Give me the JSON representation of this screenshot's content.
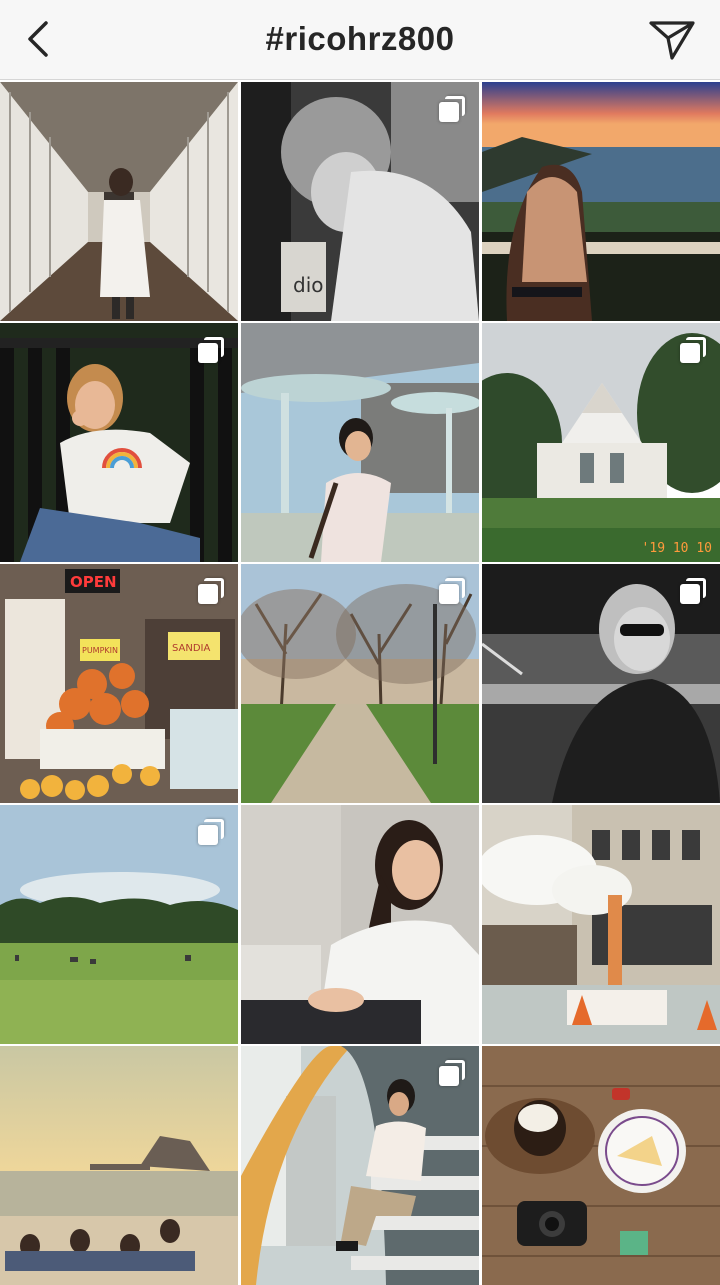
{
  "header": {
    "title": "#ricohrz800",
    "back_icon": "chevron-left-icon",
    "send_icon": "paper-plane-icon"
  },
  "grid": {
    "posts": [
      {
        "id": 1,
        "subject": "hallway-portrait",
        "multi": false
      },
      {
        "id": 2,
        "subject": "elderly-man-bw",
        "multi": true
      },
      {
        "id": 3,
        "subject": "sunset-ocean-girl",
        "multi": false
      },
      {
        "id": 4,
        "subject": "girl-everything-sucks-shirt",
        "multi": true
      },
      {
        "id": 5,
        "subject": "boy-under-umbrella-structures",
        "multi": false
      },
      {
        "id": 6,
        "subject": "white-thai-pavilion",
        "multi": true,
        "stamp": "'19 10 10"
      },
      {
        "id": 7,
        "subject": "pumpkin-market-stand",
        "multi": true
      },
      {
        "id": 8,
        "subject": "tree-lined-path",
        "multi": true
      },
      {
        "id": 9,
        "subject": "woman-sunglasses-bw",
        "multi": true
      },
      {
        "id": 10,
        "subject": "field-and-forest",
        "multi": true
      },
      {
        "id": 11,
        "subject": "woman-white-shirt-laughing",
        "multi": false
      },
      {
        "id": 12,
        "subject": "steam-city-street",
        "multi": false
      },
      {
        "id": 13,
        "subject": "beach-sunset-group",
        "multi": false
      },
      {
        "id": 14,
        "subject": "boy-on-stairs",
        "multi": true
      },
      {
        "id": 15,
        "subject": "coffee-table-camera",
        "multi": false
      }
    ]
  },
  "market_signs": {
    "open": "OPEN",
    "pumpkin": "PUMPKIN",
    "sandia": "SANDIA"
  }
}
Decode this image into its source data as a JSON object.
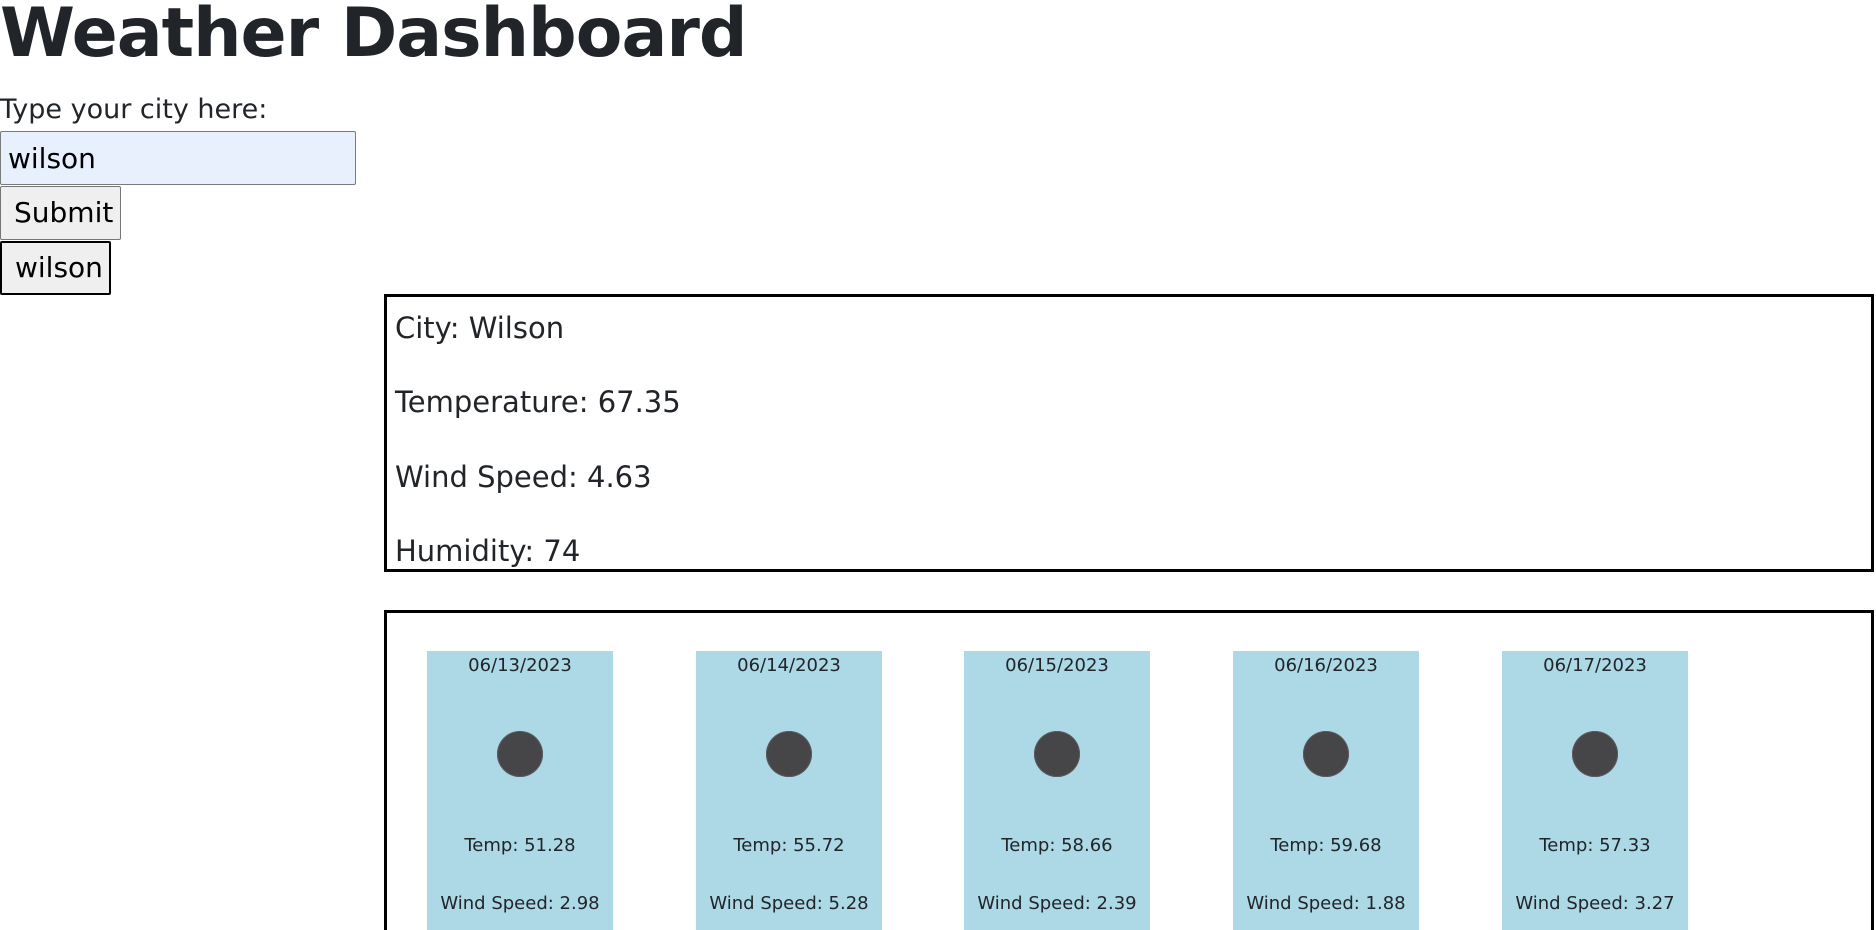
{
  "header": {
    "title": "Weather Dashboard"
  },
  "search": {
    "label": "Type your city here:",
    "value": "wilson",
    "submit_label": "Submit"
  },
  "history": {
    "items": [
      "wilson"
    ]
  },
  "current": {
    "city": "City: Wilson",
    "temperature": "Temperature: 67.35",
    "wind": "Wind Speed: 4.63",
    "humidity": "Humidity: 74"
  },
  "forecast": [
    {
      "date": "06/13/2023",
      "icon": "weather-icon",
      "temp": "Temp: 51.28",
      "wind": "Wind Speed: 2.98"
    },
    {
      "date": "06/14/2023",
      "icon": "weather-icon",
      "temp": "Temp: 55.72",
      "wind": "Wind Speed: 5.28"
    },
    {
      "date": "06/15/2023",
      "icon": "weather-icon",
      "temp": "Temp: 58.66",
      "wind": "Wind Speed: 2.39"
    },
    {
      "date": "06/16/2023",
      "icon": "weather-icon",
      "temp": "Temp: 59.68",
      "wind": "Wind Speed: 1.88"
    },
    {
      "date": "06/17/2023",
      "icon": "weather-icon",
      "temp": "Temp: 57.33",
      "wind": "Wind Speed: 3.27"
    }
  ],
  "colors": {
    "card_background": "#add8e6",
    "icon_color": "#464548",
    "input_background": "#e8f0fe"
  }
}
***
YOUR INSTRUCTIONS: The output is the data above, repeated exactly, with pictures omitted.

TASK ANSWER:
Give me the JSON representation of this screenshot's content.
{
  "header": {
    "title": "#ricohrz800",
    "back_icon": "chevron-left-icon",
    "send_icon": "paper-plane-icon"
  },
  "grid": {
    "posts": [
      {
        "id": 1,
        "subject": "hallway-portrait",
        "multi": false
      },
      {
        "id": 2,
        "subject": "elderly-man-bw",
        "multi": true
      },
      {
        "id": 3,
        "subject": "sunset-ocean-girl",
        "multi": false
      },
      {
        "id": 4,
        "subject": "girl-everything-sucks-shirt",
        "multi": true
      },
      {
        "id": 5,
        "subject": "boy-under-umbrella-structures",
        "multi": false
      },
      {
        "id": 6,
        "subject": "white-thai-pavilion",
        "multi": true,
        "stamp": "'19 10 10"
      },
      {
        "id": 7,
        "subject": "pumpkin-market-stand",
        "multi": true
      },
      {
        "id": 8,
        "subject": "tree-lined-path",
        "multi": true
      },
      {
        "id": 9,
        "subject": "woman-sunglasses-bw",
        "multi": true
      },
      {
        "id": 10,
        "subject": "field-and-forest",
        "multi": true
      },
      {
        "id": 11,
        "subject": "woman-white-shirt-laughing",
        "multi": false
      },
      {
        "id": 12,
        "subject": "steam-city-street",
        "multi": false
      },
      {
        "id": 13,
        "subject": "beach-sunset-group",
        "multi": false
      },
      {
        "id": 14,
        "subject": "boy-on-stairs",
        "multi": true
      },
      {
        "id": 15,
        "subject": "coffee-table-camera",
        "multi": false
      }
    ]
  },
  "market_signs": {
    "open": "OPEN",
    "pumpkin": "PUMPKIN",
    "sandia": "SANDIA"
  }
}
Decode this image into its source data as a JSON object.
{
  "header": {
    "title": "Weather Dashboard"
  },
  "search": {
    "label": "Type your city here:",
    "value": "wilson",
    "submit_label": "Submit"
  },
  "history": {
    "items": [
      "wilson"
    ]
  },
  "current": {
    "city": "City: Wilson",
    "temperature": "Temperature: 67.35",
    "wind": "Wind Speed: 4.63",
    "humidity": "Humidity: 74"
  },
  "forecast": [
    {
      "date": "06/13/2023",
      "icon": "weather-icon",
      "temp": "Temp: 51.28",
      "wind": "Wind Speed: 2.98"
    },
    {
      "date": "06/14/2023",
      "icon": "weather-icon",
      "temp": "Temp: 55.72",
      "wind": "Wind Speed: 5.28"
    },
    {
      "date": "06/15/2023",
      "icon": "weather-icon",
      "temp": "Temp: 58.66",
      "wind": "Wind Speed: 2.39"
    },
    {
      "date": "06/16/2023",
      "icon": "weather-icon",
      "temp": "Temp: 59.68",
      "wind": "Wind Speed: 1.88"
    },
    {
      "date": "06/17/2023",
      "icon": "weather-icon",
      "temp": "Temp: 57.33",
      "wind": "Wind Speed: 3.27"
    }
  ],
  "colors": {
    "card_background": "#add8e6",
    "icon_color": "#464548",
    "input_background": "#e8f0fe"
  }
}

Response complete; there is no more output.